And yes, when I get to running for the entire time, I will have a song for that. I have 14 songs in the library on my iPhone that are over 20 minutes long.

You can’t hear my latest song

But that’s just because I’ve submitted it for consideration for inclusion in Ramen Music, a new subscription music service — a “zine” I suppose, in late-’90s Internet parlance — that brings independent musicians and artists together in what looks to be a very cool web interface. I’m excited to get the first issue, and even more excited about possibly being a part of it.

Ramen Music is the brainchild of my fellow indie musician and web guy, Sudara Williams, who also created alonetone. It’s a great idea and it looks like it’s got the right kind of support behind it to make it a success artistically, and hopefully as a business venture as well.

As for my song, well, it’s 5 1/2 minutes of upbeat electronica, probably the best track I’ve recorded to date in that style (at least, I think so). It’s called “Sembei,” the Japanese word for a quintessentially Japanese snack food: rice crackers. I’ve gotten addicted to the things — there are some excellent options imported straight from Japan at United Noodles here in Minneapolis — and it just seemed like a good name for a track I’d submit to a project called Ramen Music.

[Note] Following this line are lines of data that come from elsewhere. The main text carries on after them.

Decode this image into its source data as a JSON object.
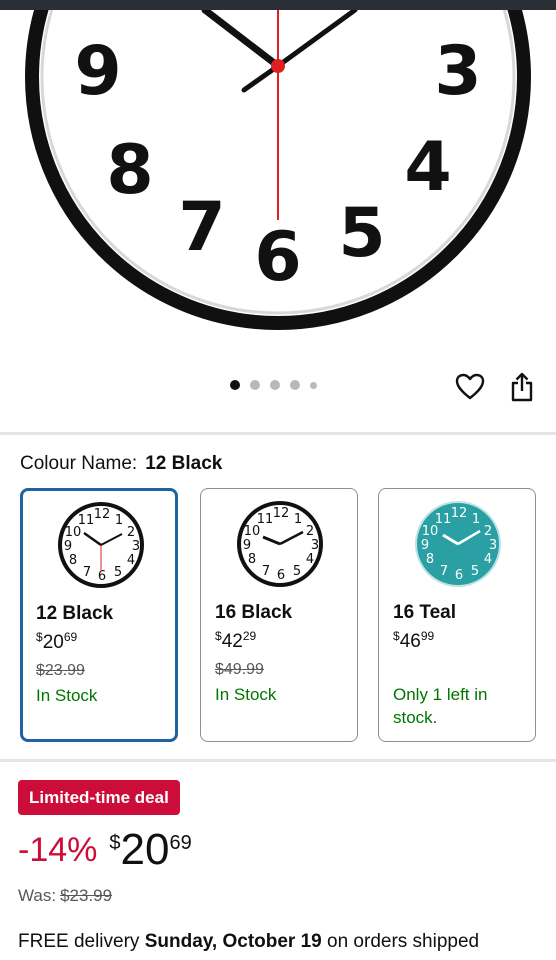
{
  "hero": {
    "clock_numerals": [
      "9",
      "3",
      "8",
      "4",
      "7",
      "6",
      "5"
    ]
  },
  "gallery": {
    "dot_count": 5,
    "active_index": 0
  },
  "actions": {
    "wishlist_icon": "heart-icon",
    "share_icon": "share-icon"
  },
  "colour": {
    "label": "Colour Name:",
    "selected": "12 Black"
  },
  "swatches": [
    {
      "name": "12 Black",
      "currency": "$",
      "price_whole": "20",
      "price_fraction": "69",
      "was": "$23.99",
      "stock": "In Stock",
      "face_color": "#ffffff",
      "selected": true
    },
    {
      "name": "16 Black",
      "currency": "$",
      "price_whole": "42",
      "price_fraction": "29",
      "was": "$49.99",
      "stock": "In Stock",
      "face_color": "#ffffff",
      "selected": false
    },
    {
      "name": "16 Teal",
      "currency": "$",
      "price_whole": "46",
      "price_fraction": "99",
      "was": "",
      "stock": "Only 1 left in stock.",
      "face_color": "#2aa0a4",
      "selected": false
    }
  ],
  "deal": {
    "badge": "Limited-time deal",
    "discount": "-14%",
    "currency": "$",
    "price_whole": "20",
    "price_fraction": "69",
    "was_label": "Was:",
    "was_value": "$23.99"
  },
  "delivery": {
    "prefix": "FREE delivery",
    "date": "Sunday, October 19",
    "suffix": "on orders shipped"
  },
  "colors": {
    "selected_border": "#2162a1",
    "deal_red": "#cc0c39",
    "in_stock_green": "#007600",
    "clock_hand_red": "#e02020"
  }
}
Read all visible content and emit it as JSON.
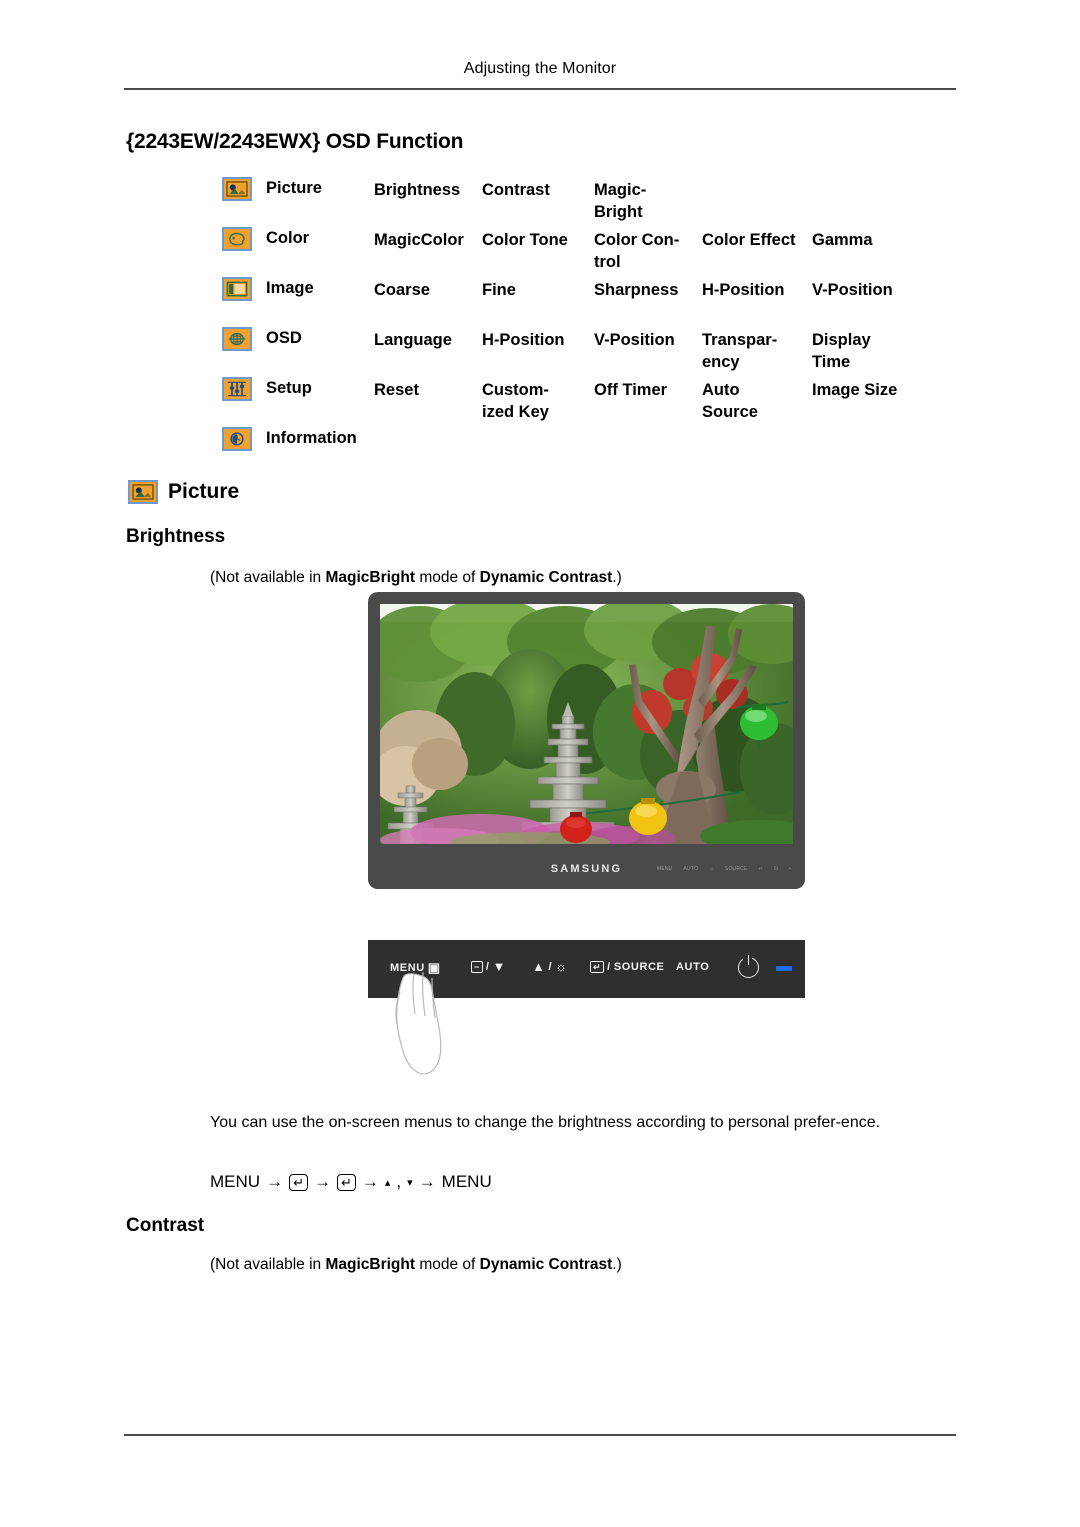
{
  "header": {
    "running_title": "Adjusting the Monitor"
  },
  "section": {
    "title": "{2243EW/2243EWX} OSD Function"
  },
  "osd_table": {
    "rows": [
      {
        "icon": "picture-icon",
        "name": "Picture",
        "items": [
          "Brightness",
          "Contrast",
          "Magic-\nBright",
          "",
          ""
        ]
      },
      {
        "icon": "color-palette-icon",
        "name": "Color",
        "items": [
          "MagicColor",
          "Color Tone",
          "Color  Con-\ntrol",
          "Color Effect",
          "Gamma"
        ]
      },
      {
        "icon": "image-icon",
        "name": "Image",
        "items": [
          "Coarse",
          "Fine",
          "Sharpness",
          "H-Position",
          "V-Position"
        ]
      },
      {
        "icon": "osd-icon",
        "name": "OSD",
        "items": [
          "Language",
          "H-Position",
          "V-Position",
          "Transpar-\nency",
          "Display\nTime"
        ]
      },
      {
        "icon": "setup-sliders-icon",
        "name": "Setup",
        "items": [
          "Reset",
          "Custom-\nized Key",
          "Off Timer",
          "Auto\nSource",
          "Image Size"
        ]
      },
      {
        "icon": "information-clock-icon",
        "name": "Information",
        "items": [
          "",
          "",
          "",
          "",
          ""
        ]
      }
    ]
  },
  "picture_section": {
    "heading": "Picture",
    "icon": "picture-icon",
    "brightness_heading": "Brightness",
    "brightness_note": {
      "prefix": "(Not available in ",
      "bold1": "MagicBright",
      "middle": "  mode of ",
      "bold2": "Dynamic Contrast",
      "suffix": ".)"
    },
    "paragraph": "You can use the on-screen menus to change the brightness according to personal prefer-ence.",
    "menu_path": {
      "start": "MENU",
      "arrow": "→",
      "enter": "↵",
      "up": "▴",
      "comma": ",",
      "down": "▾",
      "end": "MENU"
    }
  },
  "contrast_section": {
    "heading": "Contrast",
    "note": {
      "prefix": "(Not available in ",
      "bold1": "MagicBright",
      "middle": " mode of ",
      "bold2": "Dynamic Contrast",
      "suffix": ".)"
    }
  },
  "monitor": {
    "brand": "SAMSUNG",
    "bezel_keys": [
      "MENU",
      "AUTO",
      "☼",
      "SOURCE",
      "↵",
      "⏻",
      "•"
    ]
  },
  "control_panel": {
    "keys": [
      {
        "label": "MENU",
        "glyph": "▣",
        "name": "menu-button"
      },
      {
        "label": "",
        "glyph": "−",
        "sep": "/",
        "glyph2": "▼",
        "name": "down-button"
      },
      {
        "label": "",
        "glyph": "▲",
        "sep": "/",
        "glyph2": "☼",
        "name": "up-brightness-button"
      },
      {
        "label": "SOURCE",
        "glyph": "↵",
        "sep": "/",
        "name": "enter-source-button"
      },
      {
        "label": "AUTO",
        "glyph": "",
        "name": "auto-button"
      },
      {
        "label": "",
        "glyph": "power",
        "name": "power-button"
      },
      {
        "label": "",
        "glyph": "led",
        "name": "power-led"
      }
    ]
  },
  "colors": {
    "icon_fill": "#f0a22e",
    "icon_border": "#6f9ad1",
    "panel_bg": "#2f2f2f",
    "bezel": "#4a4a4a",
    "led": "#1a6ef0",
    "rule": "#4a4a4a"
  }
}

Here’s where I’d say, “Enjoy!” and link to the MP3. But in this case I’ll say… Subscribe! There’s no guarantee at this point that “Sembei” will be included on the first (or any) issue of Ramen Music, but it’s still worth it to support great independent music.